Read about the high points and low points of the JC 1 on Page 2.
• The JC1 is one of the most musical and rhythmically "right"
amplifiers I've ever had the pleasure of hearing. Unlike other amps in
the Halo line, the JC1 is a flagship-like performer from top to bottom,
with one of the most airy and detailed top ends I've heard, balanced
beautifully with a rock-solid, deep and textured bass response that is
unlike anything Parasound has managed to create before.
• The JC1's midrange is truly its warm spot, as it is so natural and
non-fatiguing that you're bound to get lost in your listening room just
basking in its glory.
• The JC1 is among the easiest mono amps to integrate and live with in
your system for years on end without ever feeling the need to upgrade.
You could spend more without question, but how much more could you ask
for with your extra $20,000 in your amp budget?
• The JC1 sounds excellent with a wide variety of loudspeakers and
electronics, making it an ideal amp or basis for a cost-no-object
system that has yet to come to fruition.
• I'm not a big proponent of placing amps on the floor or on amp stands

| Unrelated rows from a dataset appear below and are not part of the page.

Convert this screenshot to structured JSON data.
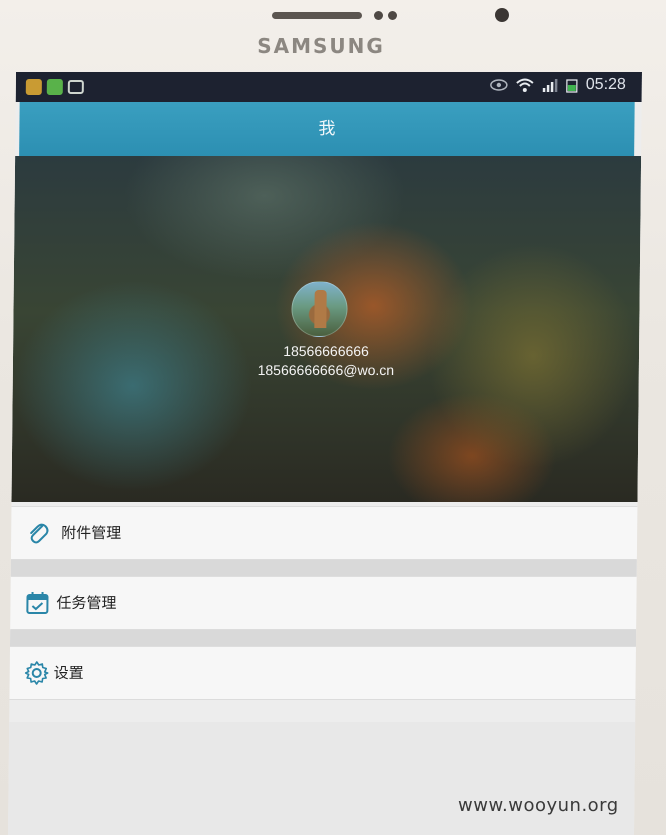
{
  "device": {
    "brand": "SAMSUNG"
  },
  "status_bar": {
    "time": "05:28"
  },
  "header": {
    "title": "我"
  },
  "profile": {
    "phone": "18566666666",
    "email": "18566666666@wo.cn"
  },
  "menu": {
    "items": [
      {
        "label": "附件管理",
        "icon": "paperclip-icon"
      },
      {
        "label": "任务管理",
        "icon": "calendar-icon"
      },
      {
        "label": "设置",
        "icon": "gear-icon"
      }
    ]
  },
  "watermark": "www.wooyun.org",
  "colors": {
    "titlebar": "#2c8fb2",
    "status_bar": "#1d2230",
    "icon_accent": "#2a86a8"
  }
}
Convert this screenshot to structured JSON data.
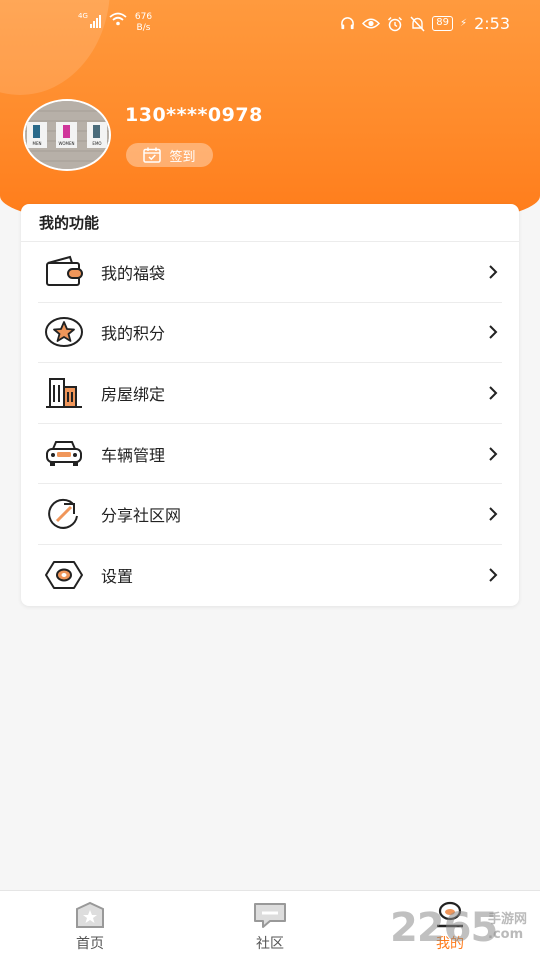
{
  "status_bar": {
    "network": "4G",
    "speed_value": "676",
    "speed_unit": "B/s",
    "battery": "89",
    "time": "2:53"
  },
  "profile": {
    "phone": "130****0978",
    "checkin_label": "签到",
    "avatar_signs": [
      "MEN",
      "WOMEN",
      "EMO"
    ]
  },
  "functions": {
    "title": "我的功能",
    "items": [
      {
        "label": "我的福袋",
        "icon": "wallet-icon"
      },
      {
        "label": "我的积分",
        "icon": "star-points-icon"
      },
      {
        "label": "房屋绑定",
        "icon": "building-icon"
      },
      {
        "label": "车辆管理",
        "icon": "car-icon"
      },
      {
        "label": "分享社区网",
        "icon": "share-icon"
      },
      {
        "label": "设置",
        "icon": "settings-icon"
      }
    ]
  },
  "tabbar": {
    "tabs": [
      {
        "label": "首页",
        "icon": "home-icon"
      },
      {
        "label": "社区",
        "icon": "community-icon"
      },
      {
        "label": "我的",
        "icon": "profile-icon",
        "active": true
      }
    ]
  },
  "watermark": {
    "main": "2265",
    "line1": "手游网",
    "line2": ".com"
  },
  "colors": {
    "accent": "#ff7a18",
    "icon_orange": "#f0965a",
    "text": "#222222"
  }
}
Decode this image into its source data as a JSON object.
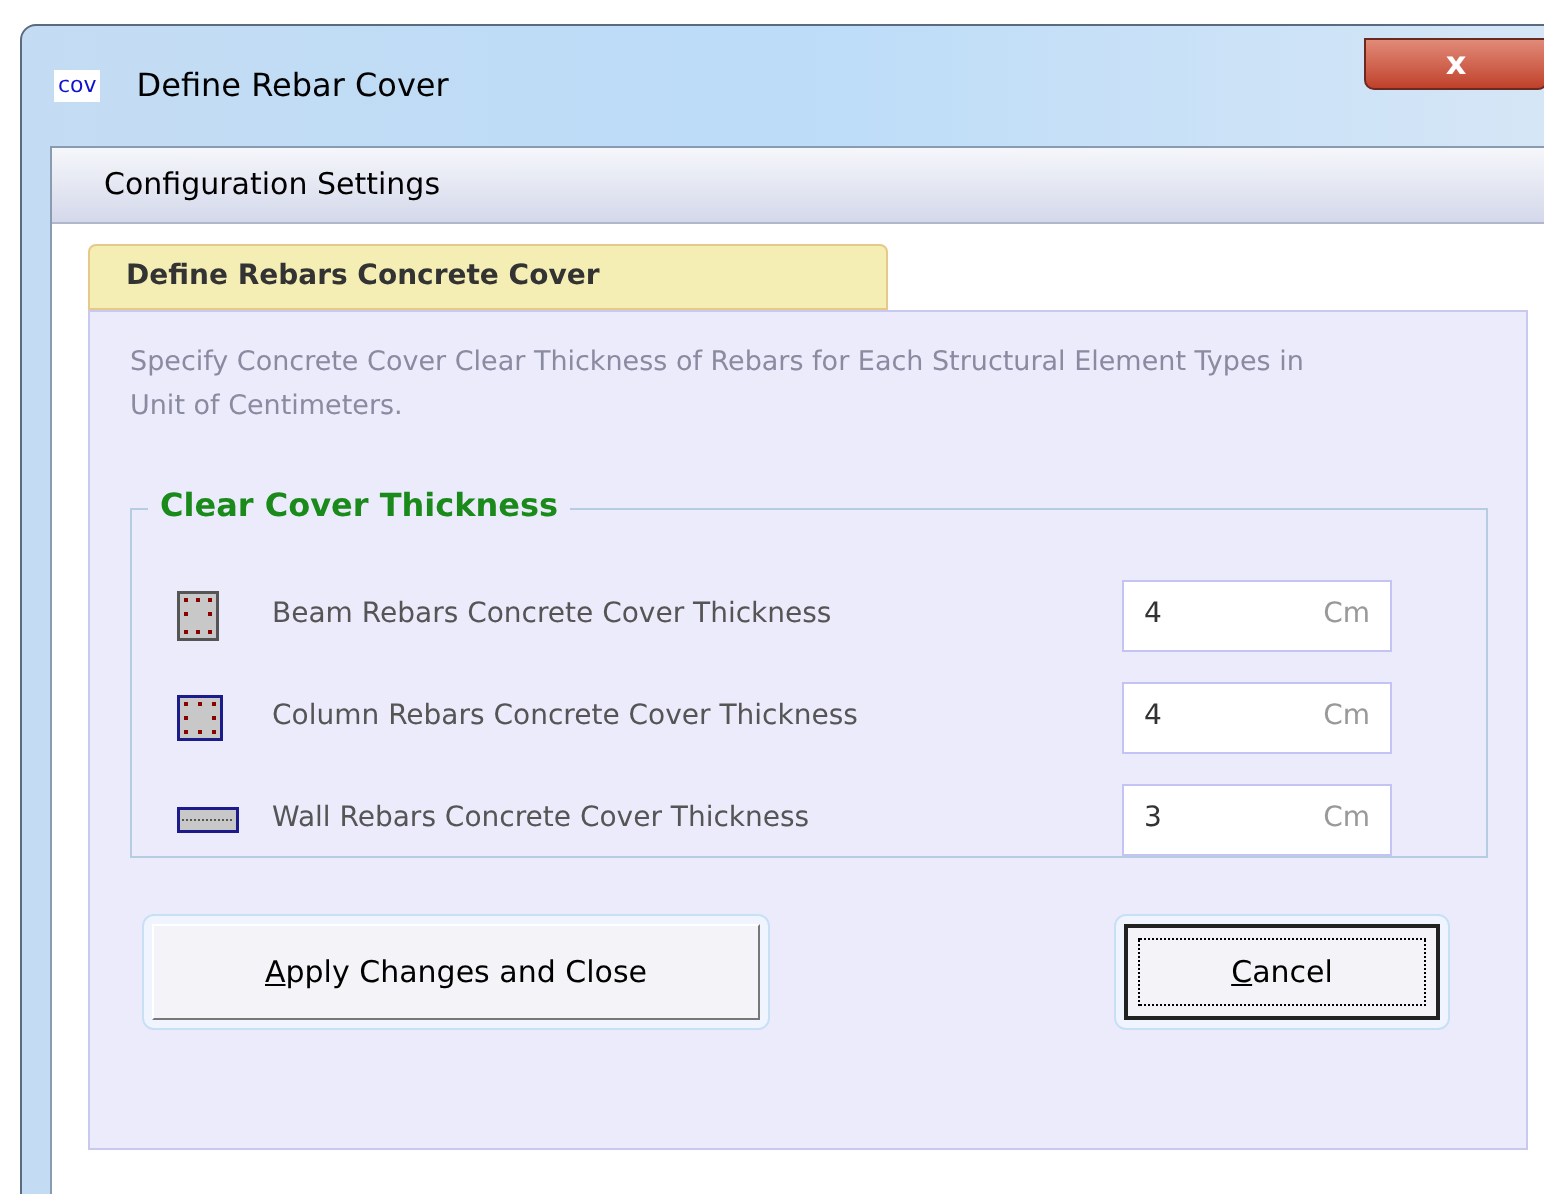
{
  "window": {
    "icon_text": "cov",
    "title": "Define Rebar Cover",
    "close": "x"
  },
  "header": "Configuration Settings",
  "tab": {
    "label": "Define Rebars Concrete Cover",
    "selected": true
  },
  "description": "Specify Concrete Cover Clear Thickness of Rebars for Each Structural Element Types in Unit of Centimeters.",
  "group": {
    "title": "Clear Cover Thickness",
    "rows": [
      {
        "kind": "beam",
        "label": "Beam Rebars Concrete Cover Thickness",
        "value": "4",
        "unit": "Cm"
      },
      {
        "kind": "column",
        "label": "Column Rebars Concrete Cover Thickness",
        "value": "4",
        "unit": "Cm"
      },
      {
        "kind": "wall",
        "label": "Wall Rebars Concrete Cover Thickness",
        "value": "3",
        "unit": "Cm"
      }
    ]
  },
  "buttons": [
    {
      "label": "Apply Changes and Close",
      "default": false
    },
    {
      "label": "Cancel",
      "default": true
    }
  ]
}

near your loudspeakers, but the JC1s are amps worth showing off.
• Because of the JC1's relative affordability, for perhaps the first
time, a multi-channel or home theater enthusiast can reasonably
consider the idea of buying five JC1s for a truly killer set-up.
• The JC1 oozes sophistication and class, yet the binding posts and
inputs don't quite live up to the rest of the JC1's visual and
performance statement. While designed as a cost-no-object piece of kit,
clearly the designers had some budgetary constraints.
• The heat sinks are not razor-sharp the way they are on other amps.
However, due to their thin size, they are a touch more prone to bending
• While Parasound claims that the JC1, like other amps in the Halo
line, sound as good at power-up as it does with a few hours under its
belt, this is simply not true. The JC1 benefits from having at least
thirty minutes of warm-up before it really fires on all cylinders.
However, from a cold start, the JC1 sounds noticeably better than the
competition. Just keep in mind that, even at idle, the JC1 is going to
draw a fair amount of current from your AC and, at full tilt, is going
to impact your electric bill.
With a combined retail price of $6,000 ($3,000 each), Parasound JC1
monaural amplifiers are an absolute revelation. While every brand
brings some performance and/or feature to the table that makes them
unique, no amp is more well-rounded and complete than the JC1 for true
audiophile performance. The JC1 sounds better with a wider variety of
loudspeakers and/or source material than any amp I've encountered in
recent memory. It gets my unabashed endorsement and is among one of the
greatest amps ever produced. My only regret stemming from the JC1 is
that I sold my personal pair a few years ago to offset the cost of a